by Will Allen (not verified) :: Mon, 02/20/2006 - 7:59pm

Kal, Payton's line in the early years was not all that good. My point is that a wide receiver is more dependent on teammates as a whole. I'll go back to a simple way of examining it. A successful passing play has, at a minimum, two elements; blocking which doesn't result in the quarterback being sacked or too hurried to deliver the ball accurately, and a quarterback who delivers the ball accurately to the right player when there is sufficient time. A running play, at a minimum, has one successful element, blocking which gives the running back enought room to advance the ball downfield. Thus, the running back is less dependent on teammates, unless one wishes to argue that handing the ball off is on the same plane as passing the ball, in terms of odds of success.

by Rick Berg (not verified) :: Mon, 02/20/2006 - 9:16pm

I'm sure various posters are right that Brett won't come back as a coach when he retires, though I wouldn't ascribe that to any lack of intelligence. Like GBFL, I'd love to see Brett stay around in any capacity, though it'll never be the same once we can't watch him trot out onto that field anymore. A sad day that will be. But GBP president-to-be John Jones said recently that once Brett does retire, the Packers will do everything they can to keep Brett involved as a team ambassador in much the same way Bart has functioned over the past 20 years or so.

by Michael David Smith :: Mon, 02/20/2006 - 10:10pm

Will, obviously, no one is going to claim that there's a big difference among quarterbacks in terms of how good they are at handing the ball off. But I don't understand why you're ignoring the effect of a quarterback on how the defense lines up. A running back with a good quarterback is going to have a big advantage in terms of the number of eight-man fronts he faces.

by Will Allen (not verified) :: Tue, 02/21/2006 - 3:12am

Yes, Michael but at the highest level of running back play it isn't as critical, which is not to say it is unimportant.

by MRH (not verified) :: Tue, 02/21/2006 - 7:10pm

FWIW - Payton '75-87. No Bear OL made Pro Bowl '75-84. Covert went '85-86; Hilgenberg '86-87. Info from pro football reference.com

It would be interesting to see if any other HoF RB had a lower ratio of o-line pro bowl appearances/rb years played.

by Fnor (not verified) :: Fri, 02/24/2006 - 2:24pm

Will: Not true. If you have no credible passing threat, even with a high-octane running game, 8 men in the box against a decent defence is simply too much for any non-Barry Sanders RB to overcome.

by Dezz Nutz (not verified) :: Tue, 02/28/2006 - 4:45am

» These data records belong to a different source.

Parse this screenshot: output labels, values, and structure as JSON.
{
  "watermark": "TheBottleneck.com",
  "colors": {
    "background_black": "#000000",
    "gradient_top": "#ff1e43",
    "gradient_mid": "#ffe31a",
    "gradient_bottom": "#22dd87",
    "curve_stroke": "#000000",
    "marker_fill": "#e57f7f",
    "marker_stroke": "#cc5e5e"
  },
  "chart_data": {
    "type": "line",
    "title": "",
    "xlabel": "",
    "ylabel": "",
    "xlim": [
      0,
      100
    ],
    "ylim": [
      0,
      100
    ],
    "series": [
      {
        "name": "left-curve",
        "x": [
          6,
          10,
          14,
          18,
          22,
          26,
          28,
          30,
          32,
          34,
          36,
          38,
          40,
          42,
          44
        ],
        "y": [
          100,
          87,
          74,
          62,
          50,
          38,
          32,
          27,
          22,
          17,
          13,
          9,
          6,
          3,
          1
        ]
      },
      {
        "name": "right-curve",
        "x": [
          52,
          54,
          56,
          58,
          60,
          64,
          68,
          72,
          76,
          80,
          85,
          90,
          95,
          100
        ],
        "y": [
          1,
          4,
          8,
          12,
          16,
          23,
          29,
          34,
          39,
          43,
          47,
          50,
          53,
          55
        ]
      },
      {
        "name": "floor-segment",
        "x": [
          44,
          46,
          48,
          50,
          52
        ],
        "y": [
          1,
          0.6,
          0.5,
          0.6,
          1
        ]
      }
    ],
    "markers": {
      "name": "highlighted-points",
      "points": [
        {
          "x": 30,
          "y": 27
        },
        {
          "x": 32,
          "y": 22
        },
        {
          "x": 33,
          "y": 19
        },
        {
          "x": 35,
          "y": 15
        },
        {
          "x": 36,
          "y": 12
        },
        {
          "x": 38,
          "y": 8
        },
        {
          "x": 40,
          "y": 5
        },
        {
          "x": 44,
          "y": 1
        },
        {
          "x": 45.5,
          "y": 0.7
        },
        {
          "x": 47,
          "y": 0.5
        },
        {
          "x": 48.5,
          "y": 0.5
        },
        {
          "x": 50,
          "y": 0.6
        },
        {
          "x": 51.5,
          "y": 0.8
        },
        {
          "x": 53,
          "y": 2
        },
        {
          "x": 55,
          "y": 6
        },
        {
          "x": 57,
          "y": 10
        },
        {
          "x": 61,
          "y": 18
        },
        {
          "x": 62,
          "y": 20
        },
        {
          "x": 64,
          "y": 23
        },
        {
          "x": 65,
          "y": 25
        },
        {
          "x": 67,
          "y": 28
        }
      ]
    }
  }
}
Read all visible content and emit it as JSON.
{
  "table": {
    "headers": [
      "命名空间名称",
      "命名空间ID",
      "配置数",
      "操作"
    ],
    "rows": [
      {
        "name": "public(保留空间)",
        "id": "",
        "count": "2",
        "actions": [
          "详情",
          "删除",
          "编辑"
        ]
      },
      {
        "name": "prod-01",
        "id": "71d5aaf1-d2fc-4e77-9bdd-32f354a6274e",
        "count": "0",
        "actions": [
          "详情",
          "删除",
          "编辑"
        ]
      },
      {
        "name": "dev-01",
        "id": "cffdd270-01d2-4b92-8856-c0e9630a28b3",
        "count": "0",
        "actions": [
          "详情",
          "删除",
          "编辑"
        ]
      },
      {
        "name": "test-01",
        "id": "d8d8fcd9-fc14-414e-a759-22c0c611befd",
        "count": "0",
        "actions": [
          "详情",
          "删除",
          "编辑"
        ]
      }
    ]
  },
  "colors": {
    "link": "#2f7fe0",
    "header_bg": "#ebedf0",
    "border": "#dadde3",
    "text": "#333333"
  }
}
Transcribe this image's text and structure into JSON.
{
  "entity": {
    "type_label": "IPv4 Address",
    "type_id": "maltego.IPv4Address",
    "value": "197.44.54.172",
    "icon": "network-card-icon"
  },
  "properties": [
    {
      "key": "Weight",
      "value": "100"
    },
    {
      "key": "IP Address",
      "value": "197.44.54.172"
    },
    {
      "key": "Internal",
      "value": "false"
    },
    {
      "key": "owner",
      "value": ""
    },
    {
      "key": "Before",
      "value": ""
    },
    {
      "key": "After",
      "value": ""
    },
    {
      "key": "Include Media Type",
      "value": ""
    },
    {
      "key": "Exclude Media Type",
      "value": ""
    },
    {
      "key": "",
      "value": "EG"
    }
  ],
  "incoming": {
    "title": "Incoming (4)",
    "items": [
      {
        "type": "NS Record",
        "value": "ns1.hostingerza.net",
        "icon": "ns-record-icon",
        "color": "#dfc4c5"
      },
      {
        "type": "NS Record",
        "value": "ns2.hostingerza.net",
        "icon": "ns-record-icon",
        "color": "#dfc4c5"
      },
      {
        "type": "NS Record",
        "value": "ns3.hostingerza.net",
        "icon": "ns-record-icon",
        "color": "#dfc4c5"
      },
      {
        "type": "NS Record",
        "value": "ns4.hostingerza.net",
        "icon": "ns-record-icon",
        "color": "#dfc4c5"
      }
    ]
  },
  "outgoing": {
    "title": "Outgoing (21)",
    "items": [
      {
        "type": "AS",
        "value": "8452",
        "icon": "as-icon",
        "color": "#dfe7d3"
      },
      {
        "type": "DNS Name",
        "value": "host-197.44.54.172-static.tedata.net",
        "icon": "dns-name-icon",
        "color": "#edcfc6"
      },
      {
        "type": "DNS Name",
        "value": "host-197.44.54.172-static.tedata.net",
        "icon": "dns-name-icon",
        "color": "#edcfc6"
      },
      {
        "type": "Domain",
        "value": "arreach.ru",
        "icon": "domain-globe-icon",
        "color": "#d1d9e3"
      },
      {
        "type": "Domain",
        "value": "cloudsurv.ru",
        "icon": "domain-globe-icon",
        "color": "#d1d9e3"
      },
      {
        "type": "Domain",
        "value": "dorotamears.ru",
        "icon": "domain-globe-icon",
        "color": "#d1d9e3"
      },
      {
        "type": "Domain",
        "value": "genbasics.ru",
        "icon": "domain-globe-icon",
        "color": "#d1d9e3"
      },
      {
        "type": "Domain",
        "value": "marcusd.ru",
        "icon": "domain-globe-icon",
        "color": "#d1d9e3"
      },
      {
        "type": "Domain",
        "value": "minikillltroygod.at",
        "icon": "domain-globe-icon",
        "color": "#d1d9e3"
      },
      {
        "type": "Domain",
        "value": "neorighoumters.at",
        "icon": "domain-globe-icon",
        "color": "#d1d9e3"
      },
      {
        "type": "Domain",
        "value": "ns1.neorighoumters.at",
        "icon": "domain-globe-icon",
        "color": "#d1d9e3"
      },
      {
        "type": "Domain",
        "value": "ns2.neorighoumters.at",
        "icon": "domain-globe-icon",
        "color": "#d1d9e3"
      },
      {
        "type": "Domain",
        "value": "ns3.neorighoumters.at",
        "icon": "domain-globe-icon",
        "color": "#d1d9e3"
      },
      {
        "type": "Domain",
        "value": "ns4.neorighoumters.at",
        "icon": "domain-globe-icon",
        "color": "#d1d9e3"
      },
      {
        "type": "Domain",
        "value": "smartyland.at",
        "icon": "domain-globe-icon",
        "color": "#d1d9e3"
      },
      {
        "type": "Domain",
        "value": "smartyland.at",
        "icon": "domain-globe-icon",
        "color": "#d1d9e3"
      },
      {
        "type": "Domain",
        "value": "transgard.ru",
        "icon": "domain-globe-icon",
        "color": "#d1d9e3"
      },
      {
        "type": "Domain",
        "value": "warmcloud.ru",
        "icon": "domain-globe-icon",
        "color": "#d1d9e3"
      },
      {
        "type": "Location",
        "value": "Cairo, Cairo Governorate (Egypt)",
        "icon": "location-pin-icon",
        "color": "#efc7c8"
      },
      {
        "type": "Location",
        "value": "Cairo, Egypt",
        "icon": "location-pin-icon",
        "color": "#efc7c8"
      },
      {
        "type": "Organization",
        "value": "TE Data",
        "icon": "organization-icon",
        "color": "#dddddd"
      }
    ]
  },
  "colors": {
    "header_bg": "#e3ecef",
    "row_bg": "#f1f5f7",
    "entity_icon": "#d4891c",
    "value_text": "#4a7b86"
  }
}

I agree we just cant blow up the O-Line and hope to be any better there next year. So Backus is a good decision. They signed him the other day so its a moot point. Runyan would be nice but remember last years free agent signing of DeMulling? I don't remember that working out very well, but Runyan is a better player...aging though. Noone has said much about Woody, he's good but hasn't quite earned his overpaid dues, so to speak. Getting rid of hurt all the time suck all the time Fernando Bryant and using that first round draft pick on a DB would be clutch. Or what about Ray Lewis, BAD idea, but who???? A.J. Hawk anybody?

by Tortoise (not verified) :: Tue, 02/28/2006 - 1:01pm

RE #34

You hit it right on the head. The coaches were so cocky that they kept man coverage on smith the whole game. Look at what happened to carolina when seatle shut down steve smith. NADA!

by Tortoise (not verified) :: Tue, 02/28/2006 - 1:06pm

RE 54

Chicago needs to run the ball better? The little offense they did have came from the solid running game. How many NFL teams have 3 quality RBs like they have. There passing game is what needs help.

by Ben K (not verified) :: Fri, 03/03/2006 - 3:53pm

re 127

Comparing Runyun to DeMulling is crazy imo. Runyun has actually produced in his career. DeMulling was being covered up for by his linemates. I would love to be proven wrong and have DeMulling flourish in Martz's system. But i just don't see it happenening.

by Steve (not verified) :: Sun, 03/05/2006 - 12:43pm

Green Bay had all of the bad breaks last year. I would keep Favre around and try to shore up the offensive and defensive lines in the draft/free agency